Additionally, baseline blood tests and radiographic studies (e.g. chest radiographs, CT scans, and PET scans) are not the most accurate tests for the detection of cancer that is spreading because they have high false-positive rates. These tests have only shown benefit when performed as indicated for suspicious signs and symptoms based on the patient’s history and physical exam.

3) Don’t treat uncomplicated, non-melanoma skin cancer less than 1 centimetre in size on the trunk and extremities with Mohs micrographic surgery.

In healthy individuals, the use of Mohs micrographic surgery for low-risk, small (< 1cm), superficial or non-aggressive (based on appearance under a microscope) squamous cell carcinomas and basal cell carcinomas is inappropriate for skin cancers on the trunk and extremities.

In these areas of the body, the clinical benefits of this specialized surgical procedure do not exceed the potential risks. It is important to note that Mohs micrographic surgery may be considered for skin cancers that appear on the hands, feet, ankles, shins, nipples, or genitals because they have been shown to have a higher risk for recurrence or require additional surgical considerations.

4) Don’t use oral antibiotics for the treatment of atopic dermatitis unless there is clinical evidence of infection.

The presence of high numbers of the staphylococcus aureus bacteria on the skin of children and adults with atopic dermatitis is common. It is widely believed that staph bacteria may play a role in causing skin inflammation, but the routine use of oral antibiotic therapy to decrease the amount of bacteria on the skin has not been definitively shown to reduce the signs, symptoms (e.g. redness, itch), or severity of atopic dermatitis. In addition, if oral antibiotics are used when there is not an infection, it may lead to the development of antibiotic resistance.

The use of oral antibiotics can also cause side effects, including hypersensitivity reactions, or exaggerated immune responses such as allergic reactions. Although it can be difficult to determine the presence of a skin infection in atopic dermatitis patients, oral antibiotics should only be used to treat patients with evidence of bacterial infection in conjunction with other standard and appropriate treatments for atopic dermatitis.

5) Don’t routinely use topical antibiotics on a surgical wound.

The use of topical antibiotics on clean surgical wounds has not been shown to reduce the rate of infection compared to the use of non-antibiotic ointment or no ointment. Topical antibiotics can aggravate open wounds, hindering the normal wound-healing process.

When topical antibiotics are used in this setting, there is a significant risk of developing contact dermatitis, a condition in which the skin becomes red, sore, or inflamed after direct contact with a substance, along with the potential for developing antibiotic resistance. Only wounds that show symptoms of infection should receive appropriate antibiotic treatment.

Supporting evidence

Last reviewed December 2015

How was this list developed

The New Zealand Dermatological Society (NZDS) is a not-for-profit incorporated society of more than 60 dermatologists, medical and surgical specialists in diagnosis and treatment of diseases of the skin.

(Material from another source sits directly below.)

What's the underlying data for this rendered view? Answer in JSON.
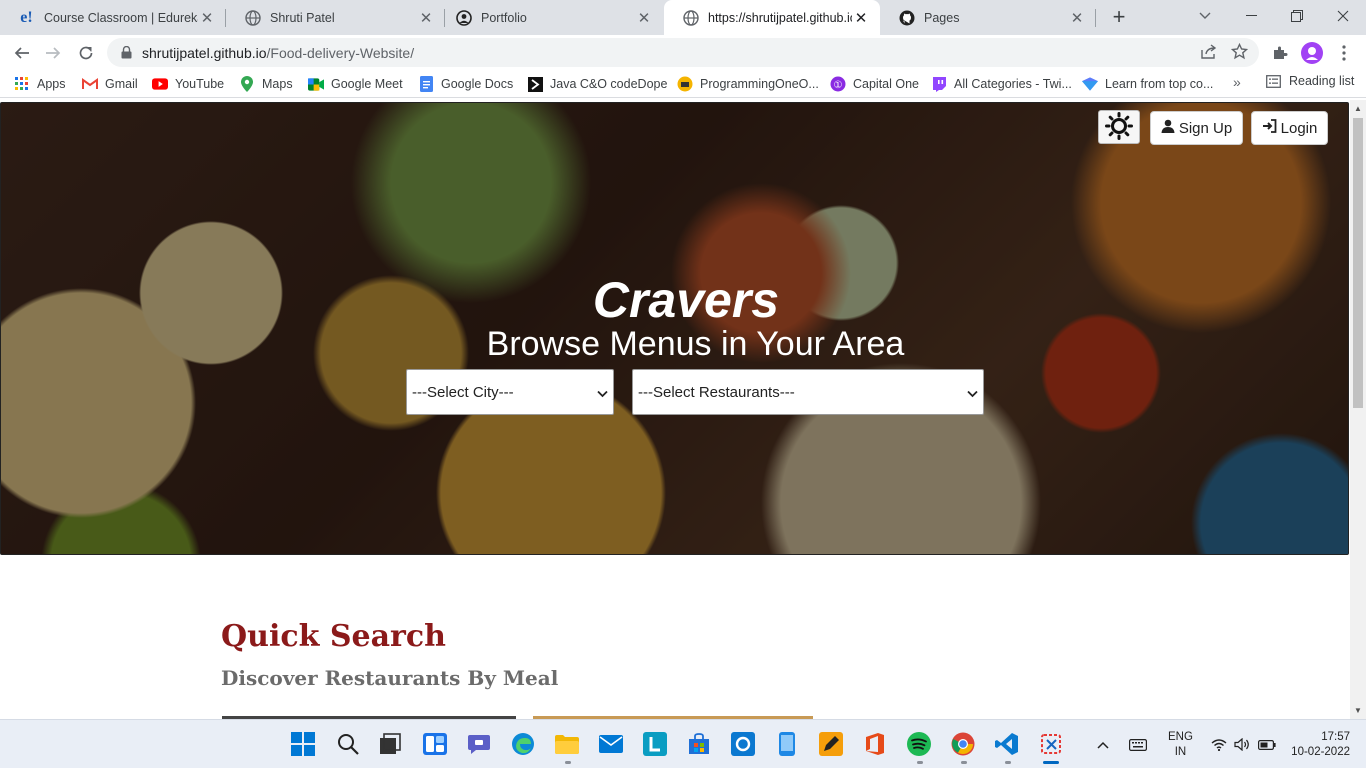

NZDS is a small society and members convened to review possible candidates for low value clinical practices. Consequently it was agreed that the interventions previously highlighted by the American Academy of Dermatology fully captured the concerns and priorities of members and their resulting items were endorsed by the Society members. The final Top 5 list was endorsed by the NZDS Executive on December 17, 2015.


Published: 10 Dec 2021 Modified: 10 Dec 2021